## What the task asks
Copy each line of the data below with the word "JSON".

## Available data
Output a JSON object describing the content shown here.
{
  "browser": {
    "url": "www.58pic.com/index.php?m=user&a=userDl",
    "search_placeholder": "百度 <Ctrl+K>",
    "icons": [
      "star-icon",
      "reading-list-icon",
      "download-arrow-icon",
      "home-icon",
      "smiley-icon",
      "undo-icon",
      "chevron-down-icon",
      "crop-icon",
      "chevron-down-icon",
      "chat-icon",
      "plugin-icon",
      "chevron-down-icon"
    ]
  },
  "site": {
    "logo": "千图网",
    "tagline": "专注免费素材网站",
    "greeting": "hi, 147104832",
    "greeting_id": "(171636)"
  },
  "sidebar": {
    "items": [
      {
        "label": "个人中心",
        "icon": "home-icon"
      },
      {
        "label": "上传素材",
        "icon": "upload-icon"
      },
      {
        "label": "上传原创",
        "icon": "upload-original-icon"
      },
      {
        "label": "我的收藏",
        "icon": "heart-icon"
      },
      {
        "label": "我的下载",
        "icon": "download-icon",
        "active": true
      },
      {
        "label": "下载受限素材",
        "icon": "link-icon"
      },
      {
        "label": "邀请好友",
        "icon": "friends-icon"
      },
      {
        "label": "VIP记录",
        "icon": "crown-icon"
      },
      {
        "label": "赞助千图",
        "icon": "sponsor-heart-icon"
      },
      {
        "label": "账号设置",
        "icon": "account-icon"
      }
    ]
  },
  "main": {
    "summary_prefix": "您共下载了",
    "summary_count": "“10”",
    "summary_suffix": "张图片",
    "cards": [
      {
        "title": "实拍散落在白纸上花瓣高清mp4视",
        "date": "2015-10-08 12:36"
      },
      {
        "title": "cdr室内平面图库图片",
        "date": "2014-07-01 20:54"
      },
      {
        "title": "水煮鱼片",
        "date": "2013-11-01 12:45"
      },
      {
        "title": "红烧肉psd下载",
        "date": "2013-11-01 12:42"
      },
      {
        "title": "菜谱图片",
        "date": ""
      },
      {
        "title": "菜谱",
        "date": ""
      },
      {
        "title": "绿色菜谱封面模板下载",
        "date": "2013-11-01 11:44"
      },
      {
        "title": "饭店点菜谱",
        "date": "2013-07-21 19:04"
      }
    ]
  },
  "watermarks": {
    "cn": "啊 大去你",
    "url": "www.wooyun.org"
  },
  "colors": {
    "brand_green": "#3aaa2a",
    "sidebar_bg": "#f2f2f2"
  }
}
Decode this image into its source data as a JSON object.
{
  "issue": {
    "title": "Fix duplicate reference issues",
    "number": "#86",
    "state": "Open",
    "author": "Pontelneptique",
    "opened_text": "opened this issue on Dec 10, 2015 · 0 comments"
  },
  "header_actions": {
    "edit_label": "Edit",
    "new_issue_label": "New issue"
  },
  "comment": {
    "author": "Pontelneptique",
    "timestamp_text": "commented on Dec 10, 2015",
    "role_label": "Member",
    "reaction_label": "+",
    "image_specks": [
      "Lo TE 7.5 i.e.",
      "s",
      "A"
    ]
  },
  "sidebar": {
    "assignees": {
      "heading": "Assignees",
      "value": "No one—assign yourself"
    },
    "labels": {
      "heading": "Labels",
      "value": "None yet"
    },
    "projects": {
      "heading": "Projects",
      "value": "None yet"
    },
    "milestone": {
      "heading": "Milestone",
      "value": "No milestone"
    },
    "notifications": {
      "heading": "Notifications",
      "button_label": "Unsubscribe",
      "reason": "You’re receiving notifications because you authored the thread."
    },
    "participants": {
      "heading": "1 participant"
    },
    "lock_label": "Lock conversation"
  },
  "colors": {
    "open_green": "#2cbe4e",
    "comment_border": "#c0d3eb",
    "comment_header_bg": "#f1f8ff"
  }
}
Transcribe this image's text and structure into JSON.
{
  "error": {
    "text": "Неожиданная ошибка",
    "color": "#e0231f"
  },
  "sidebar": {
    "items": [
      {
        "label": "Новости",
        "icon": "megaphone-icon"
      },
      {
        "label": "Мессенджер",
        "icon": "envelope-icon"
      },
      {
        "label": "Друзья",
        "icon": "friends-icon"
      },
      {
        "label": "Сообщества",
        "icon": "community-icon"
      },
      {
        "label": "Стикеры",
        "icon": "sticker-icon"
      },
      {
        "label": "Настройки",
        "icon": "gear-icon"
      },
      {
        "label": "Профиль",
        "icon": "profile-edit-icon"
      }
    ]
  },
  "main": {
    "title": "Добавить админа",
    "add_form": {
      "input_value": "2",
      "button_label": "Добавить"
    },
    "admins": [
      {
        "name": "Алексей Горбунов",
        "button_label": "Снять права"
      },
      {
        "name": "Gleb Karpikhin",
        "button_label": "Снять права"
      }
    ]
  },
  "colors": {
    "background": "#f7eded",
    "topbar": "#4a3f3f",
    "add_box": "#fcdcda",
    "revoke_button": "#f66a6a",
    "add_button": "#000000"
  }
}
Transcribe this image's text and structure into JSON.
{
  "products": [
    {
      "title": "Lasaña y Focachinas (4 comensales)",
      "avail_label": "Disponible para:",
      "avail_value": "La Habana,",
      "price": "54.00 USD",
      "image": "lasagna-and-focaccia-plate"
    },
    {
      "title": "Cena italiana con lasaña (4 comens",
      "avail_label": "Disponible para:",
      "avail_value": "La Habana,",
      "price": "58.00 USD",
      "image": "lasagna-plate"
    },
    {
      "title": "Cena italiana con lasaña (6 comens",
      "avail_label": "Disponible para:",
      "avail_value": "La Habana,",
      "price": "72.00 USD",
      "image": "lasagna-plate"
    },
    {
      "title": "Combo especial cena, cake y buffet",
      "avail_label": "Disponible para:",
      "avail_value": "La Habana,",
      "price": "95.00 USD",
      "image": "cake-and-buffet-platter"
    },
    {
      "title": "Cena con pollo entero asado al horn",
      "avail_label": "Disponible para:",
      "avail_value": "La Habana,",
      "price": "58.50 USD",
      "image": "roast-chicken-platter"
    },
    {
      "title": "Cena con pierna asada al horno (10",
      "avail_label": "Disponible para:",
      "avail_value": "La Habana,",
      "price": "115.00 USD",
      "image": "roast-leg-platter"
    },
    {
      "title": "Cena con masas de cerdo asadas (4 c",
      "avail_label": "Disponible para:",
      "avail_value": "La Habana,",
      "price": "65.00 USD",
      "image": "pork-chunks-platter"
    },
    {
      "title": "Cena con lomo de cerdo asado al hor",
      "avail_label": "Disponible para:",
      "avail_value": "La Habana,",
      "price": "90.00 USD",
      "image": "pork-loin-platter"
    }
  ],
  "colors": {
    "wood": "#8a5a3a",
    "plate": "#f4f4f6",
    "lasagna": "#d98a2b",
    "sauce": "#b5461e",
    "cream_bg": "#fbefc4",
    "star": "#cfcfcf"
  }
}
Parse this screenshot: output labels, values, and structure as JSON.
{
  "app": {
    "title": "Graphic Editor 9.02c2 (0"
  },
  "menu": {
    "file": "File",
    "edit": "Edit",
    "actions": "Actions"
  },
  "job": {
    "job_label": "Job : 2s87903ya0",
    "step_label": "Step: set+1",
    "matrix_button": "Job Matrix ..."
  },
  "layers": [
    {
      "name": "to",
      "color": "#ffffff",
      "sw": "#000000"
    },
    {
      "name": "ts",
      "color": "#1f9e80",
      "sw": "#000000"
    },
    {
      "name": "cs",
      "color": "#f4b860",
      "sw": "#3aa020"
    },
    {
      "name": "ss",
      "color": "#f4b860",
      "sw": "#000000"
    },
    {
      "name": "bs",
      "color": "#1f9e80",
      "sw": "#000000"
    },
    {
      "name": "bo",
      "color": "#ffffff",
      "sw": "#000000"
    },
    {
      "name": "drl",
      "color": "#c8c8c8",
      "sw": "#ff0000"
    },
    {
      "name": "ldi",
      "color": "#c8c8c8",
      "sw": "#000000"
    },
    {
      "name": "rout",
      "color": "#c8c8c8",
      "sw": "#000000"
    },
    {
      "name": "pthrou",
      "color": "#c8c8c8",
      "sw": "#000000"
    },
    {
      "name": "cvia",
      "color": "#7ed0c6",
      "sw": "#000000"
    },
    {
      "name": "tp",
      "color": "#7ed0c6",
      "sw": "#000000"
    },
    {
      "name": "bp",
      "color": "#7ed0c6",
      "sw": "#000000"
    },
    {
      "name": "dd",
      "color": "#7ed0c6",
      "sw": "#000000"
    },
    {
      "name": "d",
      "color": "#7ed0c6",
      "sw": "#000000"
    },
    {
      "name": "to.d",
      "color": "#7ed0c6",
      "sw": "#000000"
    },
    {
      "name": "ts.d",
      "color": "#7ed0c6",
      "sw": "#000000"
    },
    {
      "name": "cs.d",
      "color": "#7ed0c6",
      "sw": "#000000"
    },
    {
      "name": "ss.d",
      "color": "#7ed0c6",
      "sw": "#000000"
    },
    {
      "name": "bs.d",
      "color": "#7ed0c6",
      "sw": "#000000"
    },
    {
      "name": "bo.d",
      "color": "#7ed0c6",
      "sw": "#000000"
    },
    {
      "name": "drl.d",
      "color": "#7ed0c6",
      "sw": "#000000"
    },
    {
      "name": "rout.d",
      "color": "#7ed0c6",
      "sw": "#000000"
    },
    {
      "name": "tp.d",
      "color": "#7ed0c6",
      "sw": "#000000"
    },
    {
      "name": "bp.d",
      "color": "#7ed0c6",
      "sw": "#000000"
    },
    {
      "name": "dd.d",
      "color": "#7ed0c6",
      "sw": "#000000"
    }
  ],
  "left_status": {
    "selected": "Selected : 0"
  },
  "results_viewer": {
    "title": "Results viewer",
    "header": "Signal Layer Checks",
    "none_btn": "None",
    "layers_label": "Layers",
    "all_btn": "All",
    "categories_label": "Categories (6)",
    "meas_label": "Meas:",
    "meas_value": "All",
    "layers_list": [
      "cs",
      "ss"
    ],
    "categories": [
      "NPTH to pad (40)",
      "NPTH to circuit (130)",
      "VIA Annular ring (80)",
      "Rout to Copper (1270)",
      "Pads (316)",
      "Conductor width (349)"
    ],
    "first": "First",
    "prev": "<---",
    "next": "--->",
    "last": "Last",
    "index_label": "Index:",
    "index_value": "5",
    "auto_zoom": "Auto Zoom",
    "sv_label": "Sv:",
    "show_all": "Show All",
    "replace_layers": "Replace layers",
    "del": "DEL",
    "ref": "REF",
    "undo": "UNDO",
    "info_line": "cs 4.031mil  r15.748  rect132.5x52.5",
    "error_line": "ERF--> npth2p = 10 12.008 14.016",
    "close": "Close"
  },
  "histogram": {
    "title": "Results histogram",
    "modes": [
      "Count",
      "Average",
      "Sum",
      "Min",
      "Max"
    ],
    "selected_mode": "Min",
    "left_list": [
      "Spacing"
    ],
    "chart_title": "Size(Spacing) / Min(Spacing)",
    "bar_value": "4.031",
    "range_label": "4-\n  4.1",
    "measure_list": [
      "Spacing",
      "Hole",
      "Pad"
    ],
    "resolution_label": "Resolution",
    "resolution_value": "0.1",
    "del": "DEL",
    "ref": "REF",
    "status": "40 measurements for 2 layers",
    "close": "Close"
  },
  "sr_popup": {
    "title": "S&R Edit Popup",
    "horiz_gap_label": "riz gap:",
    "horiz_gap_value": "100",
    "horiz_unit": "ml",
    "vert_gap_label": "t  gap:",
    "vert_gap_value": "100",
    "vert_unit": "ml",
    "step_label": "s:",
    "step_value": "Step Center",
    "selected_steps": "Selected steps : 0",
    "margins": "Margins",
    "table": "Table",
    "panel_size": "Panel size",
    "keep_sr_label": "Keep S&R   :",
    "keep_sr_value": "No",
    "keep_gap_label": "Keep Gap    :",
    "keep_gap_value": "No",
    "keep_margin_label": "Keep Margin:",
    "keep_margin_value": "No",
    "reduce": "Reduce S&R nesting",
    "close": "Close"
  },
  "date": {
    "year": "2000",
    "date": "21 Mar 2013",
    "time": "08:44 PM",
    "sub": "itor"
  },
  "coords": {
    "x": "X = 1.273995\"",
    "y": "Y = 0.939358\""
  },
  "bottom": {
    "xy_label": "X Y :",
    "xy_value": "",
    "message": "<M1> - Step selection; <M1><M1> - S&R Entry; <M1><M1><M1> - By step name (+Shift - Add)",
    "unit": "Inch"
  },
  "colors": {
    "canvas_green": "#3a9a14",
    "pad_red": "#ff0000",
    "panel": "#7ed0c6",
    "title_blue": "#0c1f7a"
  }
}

## Solved exercise
Output a JSON object describing the content shown here.
Decode this image into its source data as a JSON object.
Transcribe this image's text and structure into JSON.
Transcribe this image's text and structure into JSON.
Parse this screenshot: output labels, values, and structure as JSON.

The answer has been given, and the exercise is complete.